For thousands of years, people have been doing their laundry without the use of chemicals. No modern laundry detergents, no chlorine bleach and certainly no corner dry cleaners. This is not to say that soap wasn’t used to launder clothing. The Romans are generally credited as the first to use soap to wash textiles. This ancient soap was made from lye, water and animal fat (lard).
The Germans invented the first synthetic laundry soap during WW I, out of necessity due to shortages of animal fats at the time. In the U.S., Americans used soap flakes for laundry detergent through the 1920’s. Then, Proctor and Gamble introduced Dreft laundry detergent. This was America’s first synthetic laundry detergent and was specifically designed for use with the new invention, the washing machine.
Fast forward to 2009. Our clothes are made less and less from all natural fibers and are now made from synthetic and natural blends or all synthetic materials. Synthetic fibers differ greatly at the molecular level from those of natural fibers and thusly the methods for removing soil from them differ. Utilizing natural methods to clean a synthetic fiber may not always be successful and in some cases could damage the material. Therefore, natural methods of laundering clothes discussed here are intended for use on natural fibers.

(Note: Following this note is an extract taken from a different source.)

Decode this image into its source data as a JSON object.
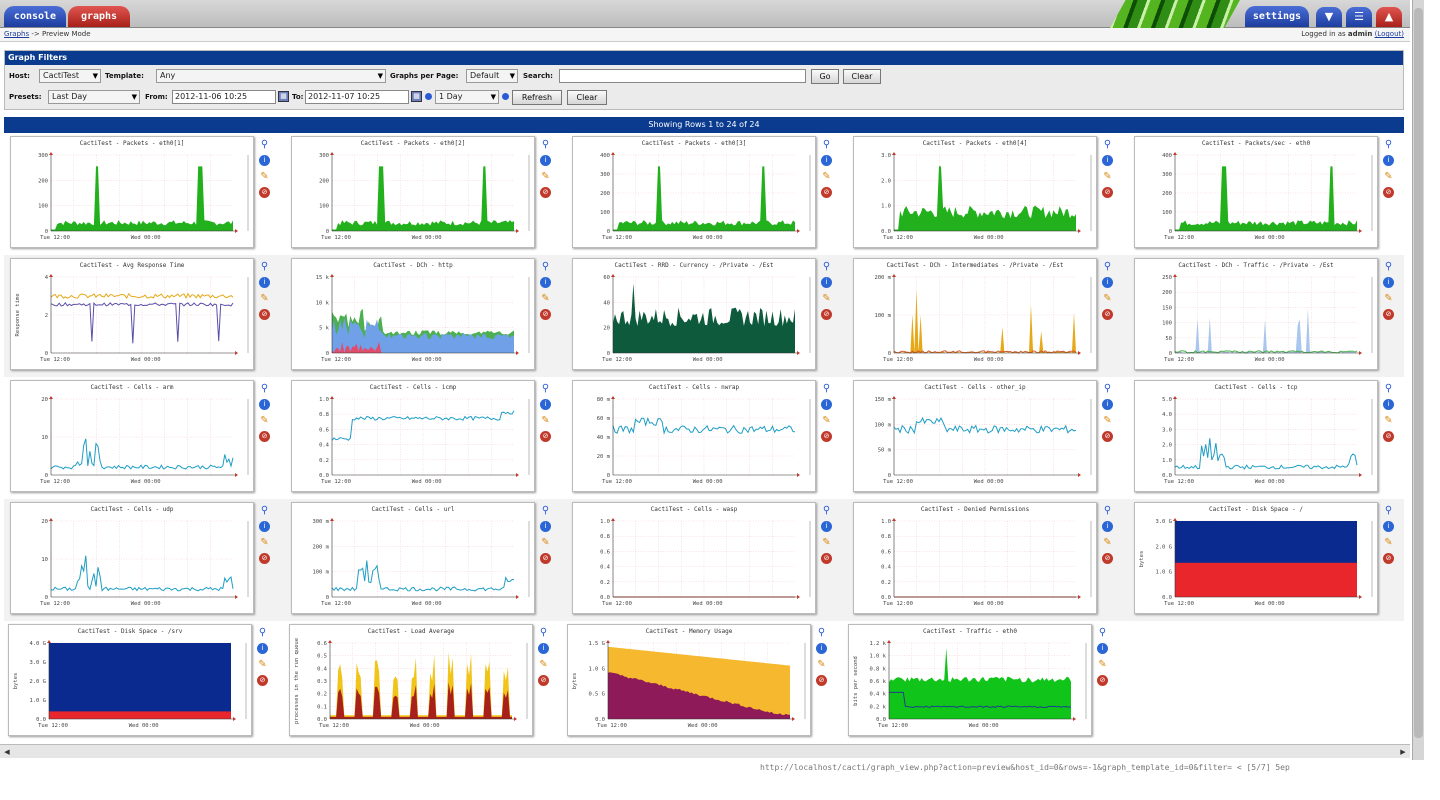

First, lets talk about the laundry detergent itself. Here is a recipe for a homemade laundry detergent that is all natural and has no synthetic chemicals.
Grate a bar of ivory bar soap. Heat a pot of water on the stove and add the ivory soap flakes to the pot of water. Continue “cooking” over medium heat until the flakes are all dissolved. Next, fill a 10-gallon bucket half full of really hot water and then add the dissolved ivory soap to the bucket. Next, add 1 cup of washing soda (sodium carbonate) and half a cup of Borax (sodium borate). Finally, add more hot water to the bucket until the bucket is full. When you are ready to use, stir the bucket first as the soap will gel from sitting. Use ½ to 1 cup of home made soap per laundry load.
Washing soda (sodium carbonate) is a substance akin to baking soda. Borax, though it sounds like some wickedly nasty chemical compound, is nothing more than a natural deposit that is mined domestically in California and the Southwest U.S. Both are readily available at your local super market.
Now lets talk about your whites. Natural fibers won’t yellow like man made synthetic fibers will, so there is really no need to use chlorine bleach on natural fabric like cotton. So, rather than using caustic chemicals that are dangerous to the environment, use the sun. The UV rays of the sun will naturally bleach natural fibers if left out in the sun. So, simply hang your whites out for a day in the sun and they will stay white.
Like your clothes soft, but don’t want to use those nasty chemicals to do it? Use vinegar as a natural fabric softener. Add a little to your laundry at the rinse cycle and it will not only soften your clothes but it will also remove any soap residue from the fabrics.
Natural laundry items like this are easy and cheap to make. So save some cash and help save the environment with some all natural homemade soap.